--- Data provided Enclosed Below ---

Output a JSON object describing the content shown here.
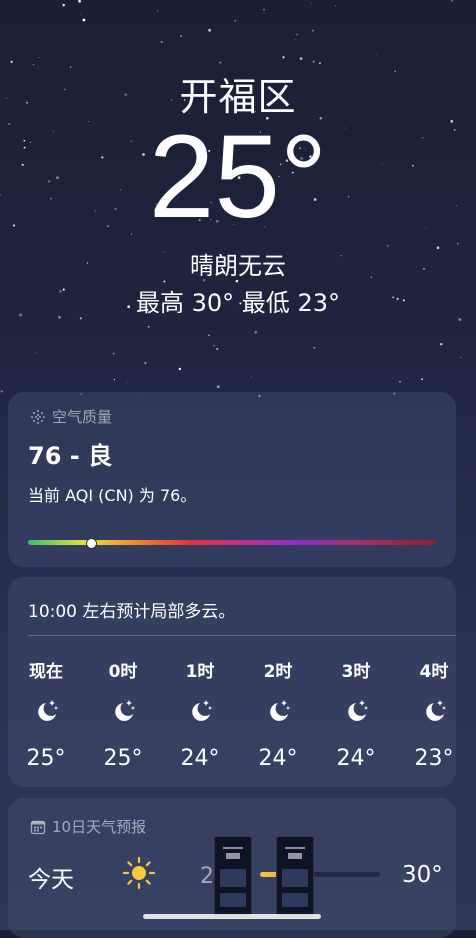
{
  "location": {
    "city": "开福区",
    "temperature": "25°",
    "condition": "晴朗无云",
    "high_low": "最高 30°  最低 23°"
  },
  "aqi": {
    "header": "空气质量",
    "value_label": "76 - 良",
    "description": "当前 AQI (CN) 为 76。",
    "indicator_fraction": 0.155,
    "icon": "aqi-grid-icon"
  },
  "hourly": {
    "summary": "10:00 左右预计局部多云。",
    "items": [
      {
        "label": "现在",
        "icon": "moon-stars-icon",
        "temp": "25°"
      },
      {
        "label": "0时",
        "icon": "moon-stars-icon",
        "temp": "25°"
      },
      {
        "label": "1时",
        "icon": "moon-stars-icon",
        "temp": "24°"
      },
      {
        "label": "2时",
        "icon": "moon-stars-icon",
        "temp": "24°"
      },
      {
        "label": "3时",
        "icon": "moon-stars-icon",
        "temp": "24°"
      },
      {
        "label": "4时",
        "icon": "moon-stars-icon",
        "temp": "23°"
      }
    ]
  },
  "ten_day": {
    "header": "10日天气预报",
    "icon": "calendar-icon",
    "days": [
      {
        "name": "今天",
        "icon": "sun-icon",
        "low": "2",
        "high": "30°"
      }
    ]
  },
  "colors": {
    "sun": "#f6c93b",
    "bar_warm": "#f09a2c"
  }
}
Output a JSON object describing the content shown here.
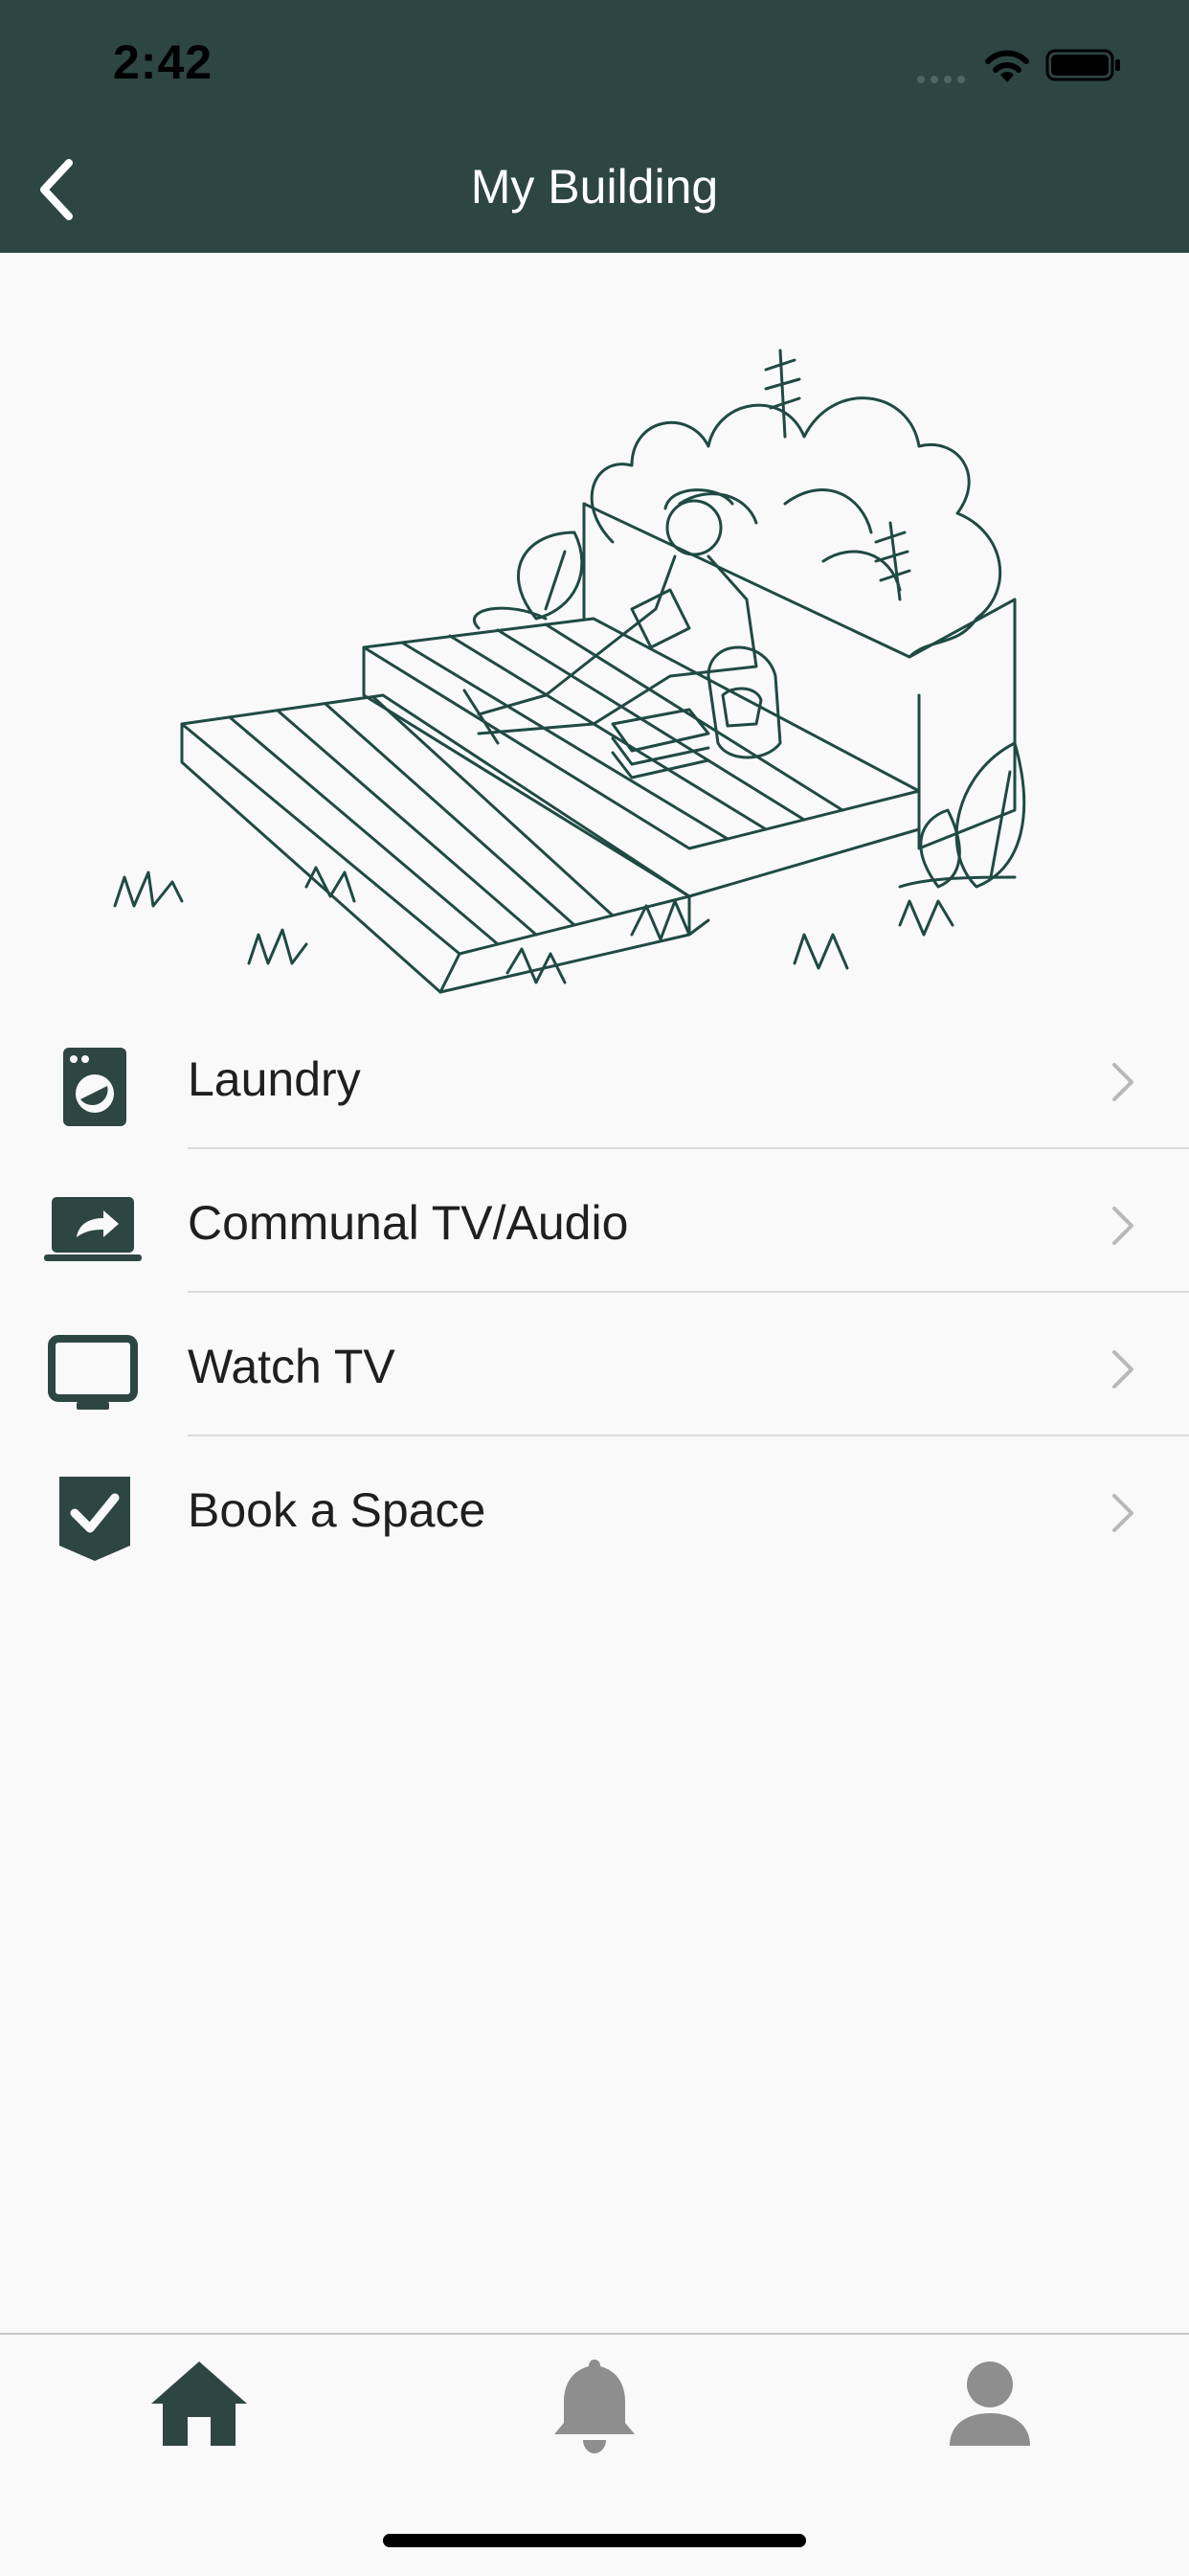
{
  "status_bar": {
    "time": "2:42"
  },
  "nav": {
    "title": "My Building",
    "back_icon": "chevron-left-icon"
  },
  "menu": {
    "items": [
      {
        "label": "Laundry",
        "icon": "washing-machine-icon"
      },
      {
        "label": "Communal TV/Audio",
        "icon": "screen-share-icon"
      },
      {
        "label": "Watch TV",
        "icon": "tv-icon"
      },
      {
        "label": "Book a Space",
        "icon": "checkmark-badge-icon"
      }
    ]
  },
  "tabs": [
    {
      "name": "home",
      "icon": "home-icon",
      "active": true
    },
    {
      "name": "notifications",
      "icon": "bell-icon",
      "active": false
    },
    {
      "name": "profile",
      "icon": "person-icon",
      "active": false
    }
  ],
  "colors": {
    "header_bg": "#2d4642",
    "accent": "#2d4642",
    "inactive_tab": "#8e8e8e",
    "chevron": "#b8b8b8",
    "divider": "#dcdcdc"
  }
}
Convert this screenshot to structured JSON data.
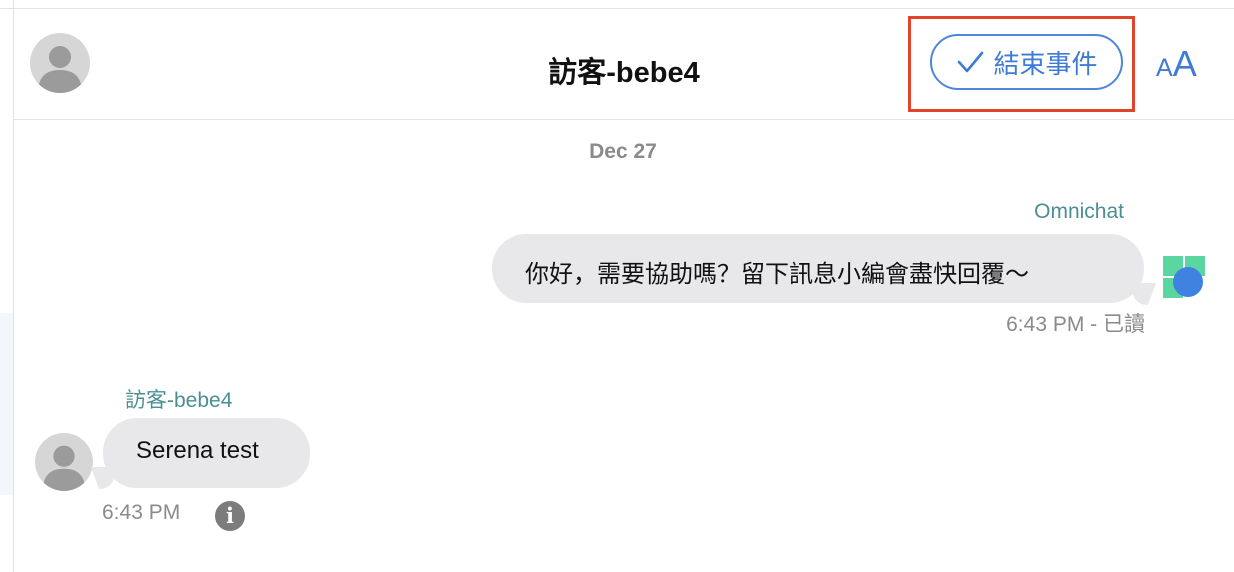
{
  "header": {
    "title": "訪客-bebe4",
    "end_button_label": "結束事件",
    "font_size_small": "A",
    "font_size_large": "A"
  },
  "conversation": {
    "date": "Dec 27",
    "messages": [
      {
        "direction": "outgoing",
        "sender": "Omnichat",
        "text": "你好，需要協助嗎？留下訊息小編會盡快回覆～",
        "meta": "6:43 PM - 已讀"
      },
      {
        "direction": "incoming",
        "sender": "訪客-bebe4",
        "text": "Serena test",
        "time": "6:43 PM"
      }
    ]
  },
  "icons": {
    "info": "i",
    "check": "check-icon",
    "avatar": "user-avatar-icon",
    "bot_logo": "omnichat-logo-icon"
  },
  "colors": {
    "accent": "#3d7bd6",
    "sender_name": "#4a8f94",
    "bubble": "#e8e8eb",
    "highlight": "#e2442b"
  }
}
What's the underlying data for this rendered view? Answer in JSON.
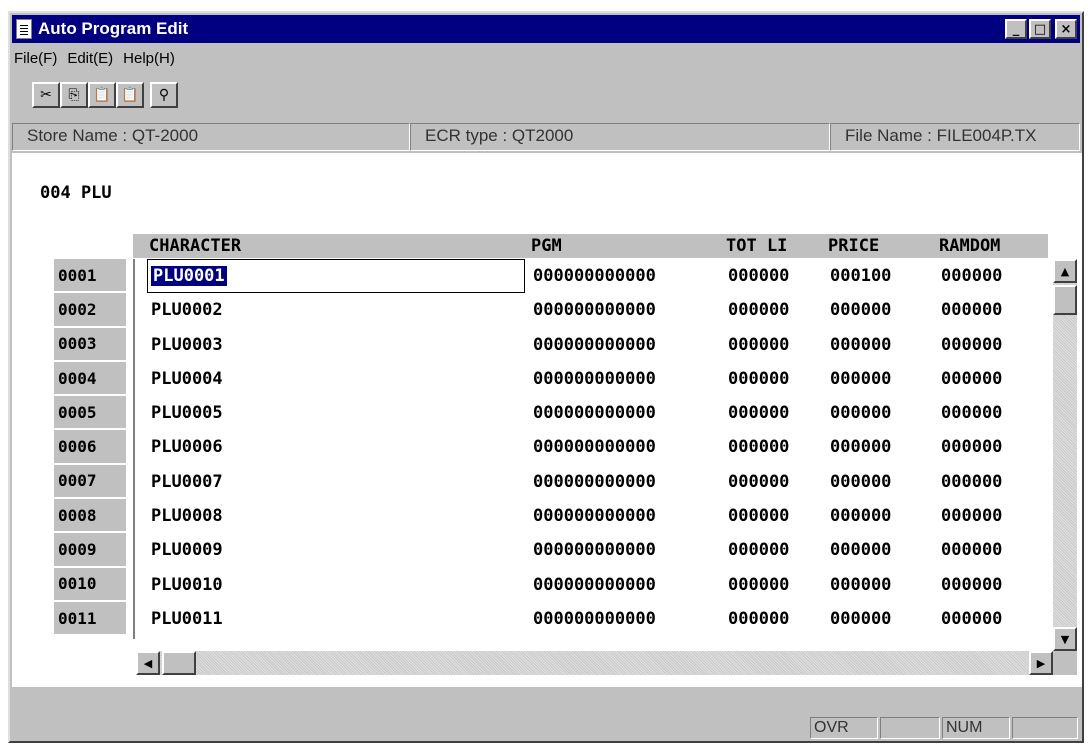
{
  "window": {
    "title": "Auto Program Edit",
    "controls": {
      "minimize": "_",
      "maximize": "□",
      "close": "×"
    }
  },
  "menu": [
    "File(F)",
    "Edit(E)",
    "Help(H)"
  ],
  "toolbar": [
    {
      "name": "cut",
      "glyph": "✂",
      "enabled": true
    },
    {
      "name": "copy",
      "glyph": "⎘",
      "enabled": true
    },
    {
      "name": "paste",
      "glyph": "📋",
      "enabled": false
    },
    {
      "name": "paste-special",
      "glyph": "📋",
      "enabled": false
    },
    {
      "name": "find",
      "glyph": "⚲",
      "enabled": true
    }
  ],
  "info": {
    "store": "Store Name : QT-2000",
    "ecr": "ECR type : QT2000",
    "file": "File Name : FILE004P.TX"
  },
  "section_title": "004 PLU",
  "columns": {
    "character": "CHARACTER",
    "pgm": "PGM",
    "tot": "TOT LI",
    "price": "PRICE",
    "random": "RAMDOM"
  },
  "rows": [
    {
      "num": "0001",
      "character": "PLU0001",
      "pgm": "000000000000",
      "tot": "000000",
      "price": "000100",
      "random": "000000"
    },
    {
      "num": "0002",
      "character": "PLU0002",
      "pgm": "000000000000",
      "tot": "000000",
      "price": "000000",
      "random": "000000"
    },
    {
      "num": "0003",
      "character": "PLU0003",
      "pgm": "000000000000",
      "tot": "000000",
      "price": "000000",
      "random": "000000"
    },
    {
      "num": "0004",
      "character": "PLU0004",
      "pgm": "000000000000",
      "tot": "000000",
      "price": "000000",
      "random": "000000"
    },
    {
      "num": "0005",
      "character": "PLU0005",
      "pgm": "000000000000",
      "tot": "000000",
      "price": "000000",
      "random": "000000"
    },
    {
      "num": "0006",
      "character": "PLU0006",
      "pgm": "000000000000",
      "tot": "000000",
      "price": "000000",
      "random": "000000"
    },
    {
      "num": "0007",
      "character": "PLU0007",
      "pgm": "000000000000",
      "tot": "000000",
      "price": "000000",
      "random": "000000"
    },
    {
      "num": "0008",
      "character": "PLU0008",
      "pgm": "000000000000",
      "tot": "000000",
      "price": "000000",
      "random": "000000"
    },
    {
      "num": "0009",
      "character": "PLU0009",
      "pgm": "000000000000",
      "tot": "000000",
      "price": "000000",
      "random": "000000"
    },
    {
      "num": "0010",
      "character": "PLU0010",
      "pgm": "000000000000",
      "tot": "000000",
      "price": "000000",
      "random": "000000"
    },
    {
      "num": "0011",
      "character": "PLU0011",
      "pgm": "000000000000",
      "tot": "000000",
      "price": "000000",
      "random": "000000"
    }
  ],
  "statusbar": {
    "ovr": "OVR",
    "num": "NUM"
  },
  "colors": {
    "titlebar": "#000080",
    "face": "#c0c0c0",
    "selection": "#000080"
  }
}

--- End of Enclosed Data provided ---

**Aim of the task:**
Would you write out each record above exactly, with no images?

**Solution for this exercise:**
Output a JSON object describing the content shown here.
{
  "location": {
    "city": "开福区",
    "temperature": "25°",
    "condition": "晴朗无云",
    "high_low": "最高 30°  最低 23°"
  },
  "aqi": {
    "header": "空气质量",
    "value_label": "76 - 良",
    "description": "当前 AQI (CN) 为 76。",
    "indicator_fraction": 0.155,
    "icon": "aqi-grid-icon"
  },
  "hourly": {
    "summary": "10:00 左右预计局部多云。",
    "items": [
      {
        "label": "现在",
        "icon": "moon-stars-icon",
        "temp": "25°"
      },
      {
        "label": "0时",
        "icon": "moon-stars-icon",
        "temp": "25°"
      },
      {
        "label": "1时",
        "icon": "moon-stars-icon",
        "temp": "24°"
      },
      {
        "label": "2时",
        "icon": "moon-stars-icon",
        "temp": "24°"
      },
      {
        "label": "3时",
        "icon": "moon-stars-icon",
        "temp": "24°"
      },
      {
        "label": "4时",
        "icon": "moon-stars-icon",
        "temp": "23°"
      }
    ]
  },
  "ten_day": {
    "header": "10日天气预报",
    "icon": "calendar-icon",
    "days": [
      {
        "name": "今天",
        "icon": "sun-icon",
        "low": "2",
        "high": "30°"
      }
    ]
  },
  "colors": {
    "sun": "#f6c93b",
    "bar_warm": "#f09a2c"
  }
}
Output a JSON object describing the content shown here.
{
  "status_bar": {
    "time": "2:42"
  },
  "nav": {
    "title": "My Building",
    "back_icon": "chevron-left-icon"
  },
  "menu": {
    "items": [
      {
        "label": "Laundry",
        "icon": "washing-machine-icon"
      },
      {
        "label": "Communal TV/Audio",
        "icon": "screen-share-icon"
      },
      {
        "label": "Watch TV",
        "icon": "tv-icon"
      },
      {
        "label": "Book a Space",
        "icon": "checkmark-badge-icon"
      }
    ]
  },
  "tabs": [
    {
      "name": "home",
      "icon": "home-icon",
      "active": true
    },
    {
      "name": "notifications",
      "icon": "bell-icon",
      "active": false
    },
    {
      "name": "profile",
      "icon": "person-icon",
      "active": false
    }
  ],
  "colors": {
    "header_bg": "#2d4642",
    "accent": "#2d4642",
    "inactive_tab": "#8e8e8e",
    "chevron": "#b8b8b8",
    "divider": "#dcdcdc"
  }
}
Convert this screenshot to structured JSON data.
{
  "header": {
    "title": "訪客-bebe4",
    "end_button_label": "結束事件",
    "font_size_small": "A",
    "font_size_large": "A"
  },
  "conversation": {
    "date": "Dec 27",
    "messages": [
      {
        "direction": "outgoing",
        "sender": "Omnichat",
        "text": "你好，需要協助嗎？留下訊息小編會盡快回覆～",
        "meta": "6:43 PM - 已讀"
      },
      {
        "direction": "incoming",
        "sender": "訪客-bebe4",
        "text": "Serena test",
        "time": "6:43 PM"
      }
    ]
  },
  "icons": {
    "info": "i",
    "check": "check-icon",
    "avatar": "user-avatar-icon",
    "bot_logo": "omnichat-logo-icon"
  },
  "colors": {
    "accent": "#3d7bd6",
    "sender_name": "#4a8f94",
    "bubble": "#e8e8eb",
    "highlight": "#e2442b"
  }
}
What's the underlying data for this rendered view? Answer in JSON.
{
  "window": {
    "title": "Auto Program Edit",
    "controls": {
      "minimize": "_",
      "maximize": "□",
      "close": "×"
    }
  },
  "menu": [
    "File(F)",
    "Edit(E)",
    "Help(H)"
  ],
  "toolbar": [
    {
      "name": "cut",
      "glyph": "✂",
      "enabled": true
    },
    {
      "name": "copy",
      "glyph": "⎘",
      "enabled": true
    },
    {
      "name": "paste",
      "glyph": "📋",
      "enabled": false
    },
    {
      "name": "paste-special",
      "glyph": "📋",
      "enabled": false
    },
    {
      "name": "find",
      "glyph": "⚲",
      "enabled": true
    }
  ],
  "info": {
    "store": "Store Name : QT-2000",
    "ecr": "ECR type : QT2000",
    "file": "File Name : FILE004P.TX"
  },
  "section_title": "004 PLU",
  "columns": {
    "character": "CHARACTER",
    "pgm": "PGM",
    "tot": "TOT LI",
    "price": "PRICE",
    "random": "RAMDOM"
  },
  "rows": [
    {
      "num": "0001",
      "character": "PLU0001",
      "pgm": "000000000000",
      "tot": "000000",
      "price": "000100",
      "random": "000000"
    },
    {
      "num": "0002",
      "character": "PLU0002",
      "pgm": "000000000000",
      "tot": "000000",
      "price": "000000",
      "random": "000000"
    },
    {
      "num": "0003",
      "character": "PLU0003",
      "pgm": "000000000000",
      "tot": "000000",
      "price": "000000",
      "random": "000000"
    },
    {
      "num": "0004",
      "character": "PLU0004",
      "pgm": "000000000000",
      "tot": "000000",
      "price": "000000",
      "random": "000000"
    },
    {
      "num": "0005",
      "character": "PLU0005",
      "pgm": "000000000000",
      "tot": "000000",
      "price": "000000",
      "random": "000000"
    },
    {
      "num": "0006",
      "character": "PLU0006",
      "pgm": "000000000000",
      "tot": "000000",
      "price": "000000",
      "random": "000000"
    },
    {
      "num": "0007",
      "character": "PLU0007",
      "pgm": "000000000000",
      "tot": "000000",
      "price": "000000",
      "random": "000000"
    },
    {
      "num": "0008",
      "character": "PLU0008",
      "pgm": "000000000000",
      "tot": "000000",
      "price": "000000",
      "random": "000000"
    },
    {
      "num": "0009",
      "character": "PLU0009",
      "pgm": "000000000000",
      "tot": "000000",
      "price": "000000",
      "random": "000000"
    },
    {
      "num": "0010",
      "character": "PLU0010",
      "pgm": "000000000000",
      "tot": "000000",
      "price": "000000",
      "random": "000000"
    },
    {
      "num": "0011",
      "character": "PLU0011",
      "pgm": "000000000000",
      "tot": "000000",
      "price": "000000",
      "random": "000000"
    }
  ],
  "statusbar": {
    "ovr": "OVR",
    "num": "NUM"
  },
  "colors": {
    "titlebar": "#000080",
    "face": "#c0c0c0",
    "selection": "#000080"
  }
}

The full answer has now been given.